Enteral administration of nutrition is the preferred route for treating and preventing malnutrition in the critically ill, although parenteral nutrition in high risk patients is preferable to no nutrition.28 Meta-analysis has suggested that patients can even be fed soon after gastrointestinal surgery.2930 However, continuous enteral nutrition infusions may increase both gastric pH and gastric volume and theoretically increase VAP risk. Several multivariate studies have suggested that this potential risk is real.3132 A randomized trial found that the risk of VAP was increased with early aggressive feedings compared with low-level enteral nutrition (approximately 20% of goal feeding rate).33 The lower rate was chosen to avoid atrophy of the microvilli of the enteric mucosa, a potential source of nosocomial infection. The increased risk of VAP was attributed to an increased risk of aspiration, which is also seen in surgical series.30 Despite this, meta-analyses of early versus delayed enteral nutrition suggest a mortality benefit and probable decreased risk of VAP with early feedings.34 A balance between potential risks would be early initiation of enteral feeding but avoidance of aggressive infusions that might cause high gastric residuals and gastric distention.

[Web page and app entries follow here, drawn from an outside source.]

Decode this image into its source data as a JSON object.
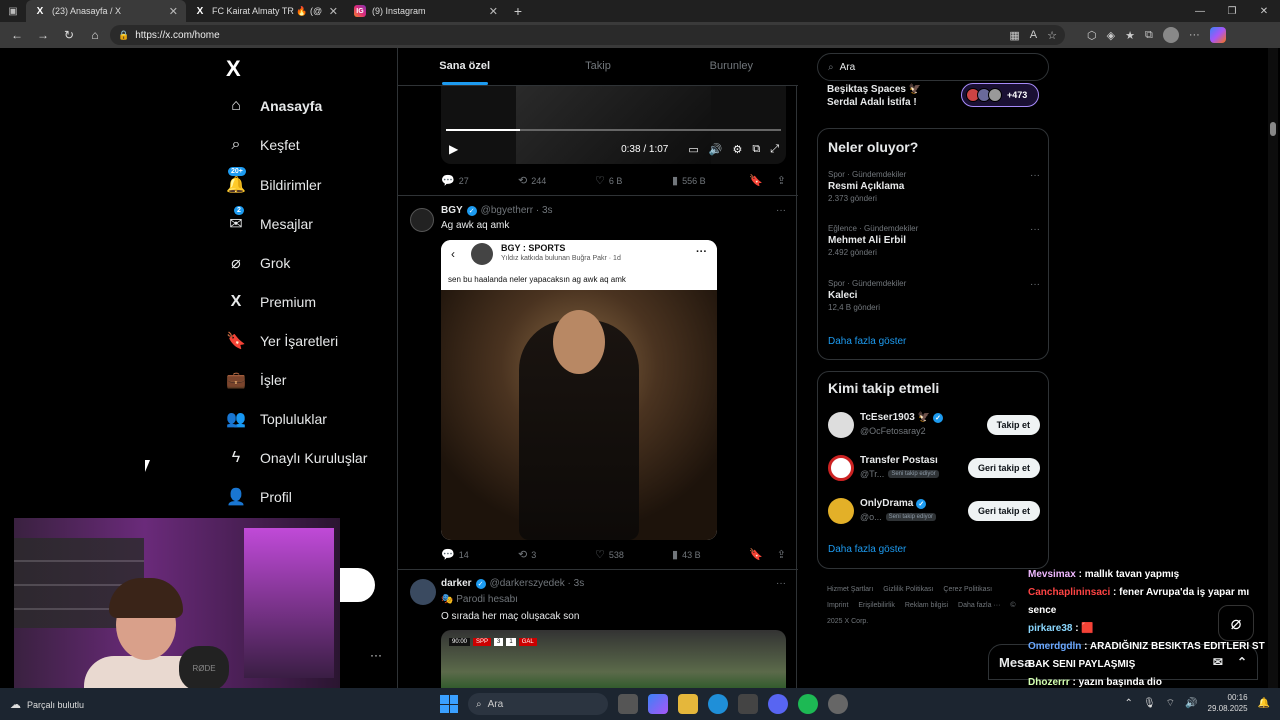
{
  "browser": {
    "tabs": [
      {
        "title": "(23) Anasayfa / X",
        "icon": "X"
      },
      {
        "title": "FC Kairat Almaty TR 🔥 (@FCKair",
        "icon": "X"
      },
      {
        "title": "(9) Instagram",
        "icon": "IG"
      }
    ],
    "url": "https://x.com/home"
  },
  "leftnav": {
    "logo": "X",
    "items": [
      {
        "label": "Anasayfa",
        "icon": "home-icon",
        "glyph": "⌂"
      },
      {
        "label": "Keşfet",
        "icon": "search-icon",
        "glyph": "⌕"
      },
      {
        "label": "Bildirimler",
        "icon": "bell-icon",
        "glyph": "🔔",
        "badge": "20+"
      },
      {
        "label": "Mesajlar",
        "icon": "envelope-icon",
        "glyph": "✉",
        "badge": "2"
      },
      {
        "label": "Grok",
        "icon": "grok-icon",
        "glyph": "⌀"
      },
      {
        "label": "Premium",
        "icon": "x-premium-icon",
        "glyph": "X"
      },
      {
        "label": "Yer İşaretleri",
        "icon": "bookmark-icon",
        "glyph": "🔖"
      },
      {
        "label": "İşler",
        "icon": "briefcase-icon",
        "glyph": "💼"
      },
      {
        "label": "Topluluklar",
        "icon": "people-icon",
        "glyph": "👥"
      },
      {
        "label": "Onaylı Kuruluşlar",
        "icon": "lightning-icon",
        "glyph": "ϟ"
      },
      {
        "label": "Profil",
        "icon": "person-icon",
        "glyph": "👤"
      }
    ]
  },
  "feed": {
    "tabs": [
      "Sana özel",
      "Takip",
      "Burunley"
    ],
    "video": {
      "time": "0:38 / 1:07",
      "progress": 0.22
    },
    "post1_stats": {
      "replies": "27",
      "reposts": "244",
      "likes": "6 B",
      "views": "556 B"
    },
    "post2": {
      "name": "BGY",
      "handle": "@bgyetherr · 3s",
      "text": "Ag awk aq amk",
      "embed": {
        "name": "BGY : SPORTS",
        "sub": "Yıldız katkıda bulunan   Buğra Pakr · 1d",
        "text": "sen bu haalanda neler yapacaksın ag awk aq amk"
      },
      "stats": {
        "replies": "14",
        "reposts": "3",
        "likes": "538",
        "views": "43 B"
      }
    },
    "post3": {
      "name": "darker",
      "handle": "@darkerszyedek · 3s",
      "label": "Parodi hesabı",
      "text": "O sırada her maç oluşacak son"
    }
  },
  "right": {
    "search_placeholder": "Ara",
    "spaces": {
      "line1": "Beşiktaş Spaces 🦅",
      "line2": "Serdal Adalı İstifa !",
      "count": "+473"
    },
    "trends_title": "Neler oluyor?",
    "trends": [
      {
        "cat": "Spor · Gündemdekiler",
        "name": "Resmi Açıklama",
        "count": "2.373 gönderi"
      },
      {
        "cat": "Eğlence · Gündemdekiler",
        "name": "Mehmet Ali Erbil",
        "count": "2.492 gönderi"
      },
      {
        "cat": "Spor · Gündemdekiler",
        "name": "Kaleci",
        "count": "12,4 B gönderi"
      }
    ],
    "show_more": "Daha fazla göster",
    "follow_title": "Kimi takip etmeli",
    "follow": [
      {
        "name": "TcEser1903 🦅",
        "handle": "@OcFetosaray2",
        "tag": "",
        "btn": "Takip et",
        "verified": true
      },
      {
        "name": "Transfer Postası",
        "handle": "@Tr...",
        "tag": "Seni takip ediyor",
        "btn": "Geri takip et",
        "verified": false
      },
      {
        "name": "OnlyDrama",
        "handle": "@o...",
        "tag": "Seni takip ediyor",
        "btn": "Geri takip et",
        "verified": true
      }
    ],
    "follow_more": "Daha fazla göster",
    "footer": [
      "Hizmet Şartları",
      "Gizlilik Politikası",
      "Çerez Politikası",
      "Imprint",
      "Erişilebilirlik",
      "Reklam bilgisi",
      "Daha fazla ···",
      "© 2025 X Corp."
    ]
  },
  "chat": [
    {
      "user": "Mevsimax",
      "msg": ": mallık tavan yapmış"
    },
    {
      "user": "Canchaplininsaci",
      "msg": ": fener Avrupa'da iş yapar mı sence"
    },
    {
      "user": "pirkare38",
      "msg": ": 🟥"
    },
    {
      "user": "Omerdgdln",
      "msg": ": ARADIĞINIZ BESIKTAS EDITLERI ST BAK SENI PAYLAŞMIŞ"
    },
    {
      "user": "Dhozerrr",
      "msg": ": yazın başında dio"
    }
  ],
  "msg_drawer": "Mesa",
  "taskbar": {
    "weather": "Parçalı bulutlu",
    "search": "Ara",
    "time": "00:16",
    "date": "29.08.2025"
  },
  "colors": {
    "accent": "#1d9bf0",
    "bg": "#000000",
    "border": "#2f3336",
    "muted": "#71767b"
  }
}
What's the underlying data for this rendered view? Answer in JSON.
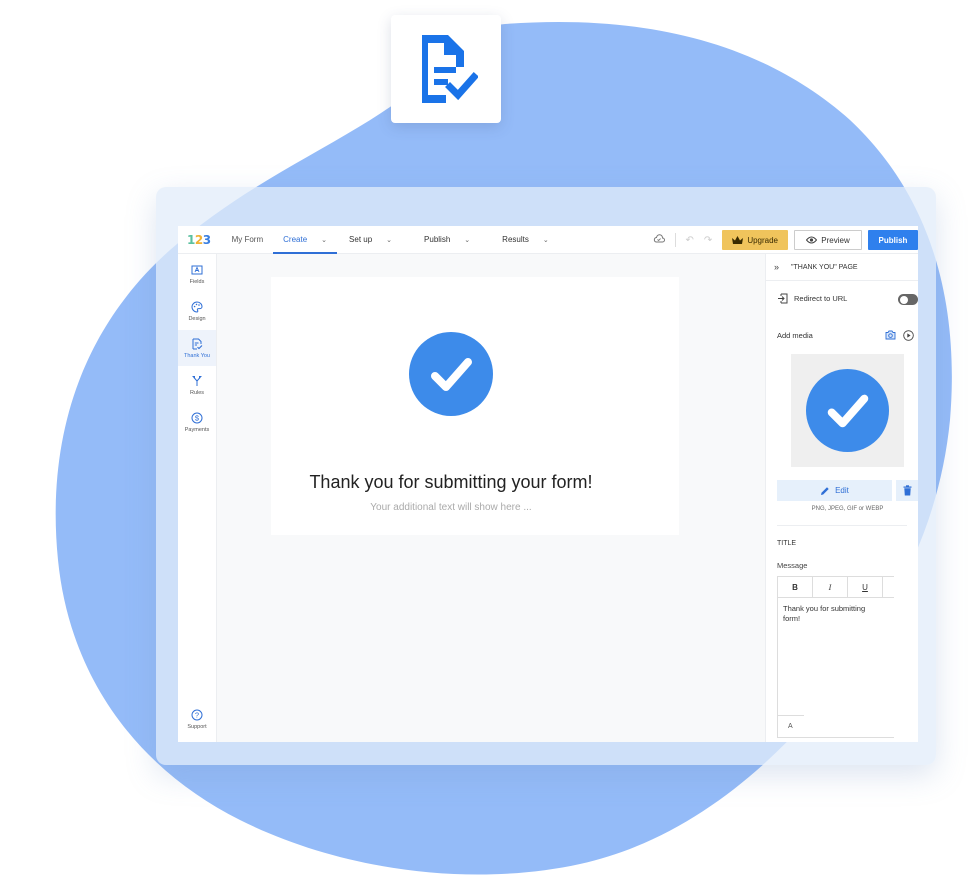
{
  "hero": {
    "icon": "form-check-icon",
    "accent": "#1a73e8"
  },
  "colors": {
    "blob": "#94bbf8",
    "primary": "#2f80ed",
    "upgrade": "#f0c45c",
    "check_circle": "#3d8bea"
  },
  "topbar": {
    "logo": {
      "d1": "1",
      "d2": "2",
      "d3": "3"
    },
    "form_name": "My Form",
    "tabs": [
      {
        "label": "Create",
        "active": true
      },
      {
        "label": "Set up",
        "active": false
      },
      {
        "label": "Publish",
        "active": false
      },
      {
        "label": "Results",
        "active": false
      }
    ],
    "icons": {
      "cloud": "cloud-save-icon",
      "undo": "undo-icon",
      "redo": "redo-icon"
    },
    "upgrade_label": "Upgrade",
    "preview_label": "Preview",
    "publish_label": "Publish"
  },
  "sidebar": {
    "items": [
      {
        "label": "Fields",
        "icon": "fields-icon",
        "active": false
      },
      {
        "label": "Design",
        "icon": "palette-icon",
        "active": false
      },
      {
        "label": "Thank You",
        "icon": "thank-you-icon",
        "active": true
      },
      {
        "label": "Rules",
        "icon": "rules-icon",
        "active": false
      },
      {
        "label": "Payments",
        "icon": "dollar-icon",
        "active": false
      }
    ],
    "support_label": "Support"
  },
  "canvas": {
    "title": "Thank you for submitting your form!",
    "subtitle": "Your additional text will show here ..."
  },
  "panel": {
    "title": "\"THANK YOU\" PAGE",
    "redirect_label": "Redirect to URL",
    "redirect_enabled": false,
    "add_media_label": "Add media",
    "edit_label": "Edit",
    "formats_hint": "PNG, JPEG, GIF or WEBP",
    "title_section": "TITLE",
    "message_label": "Message",
    "editor_tools": [
      "B",
      "I",
      "U"
    ],
    "message_text": "Thank you for submitting form!",
    "footer_tool": "A"
  }
}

Several strategies have been tried to provide enteral feeding yet prevent increased gastric colonization with pathogenic microorganisms. Theoretically, bolus feedings allow intermittent lowering of the gastric pH, potentially sterilizing the stomach between doses. However, one randomized controlled trial found that bolus feedings did not decrease the risk of VAP, and fewer patients achieved their goal feeding rates.35 Acidification of enteral feedings not only did not improve VAP rates but also caused adverse consequences from the resultant metabolic acidosis.36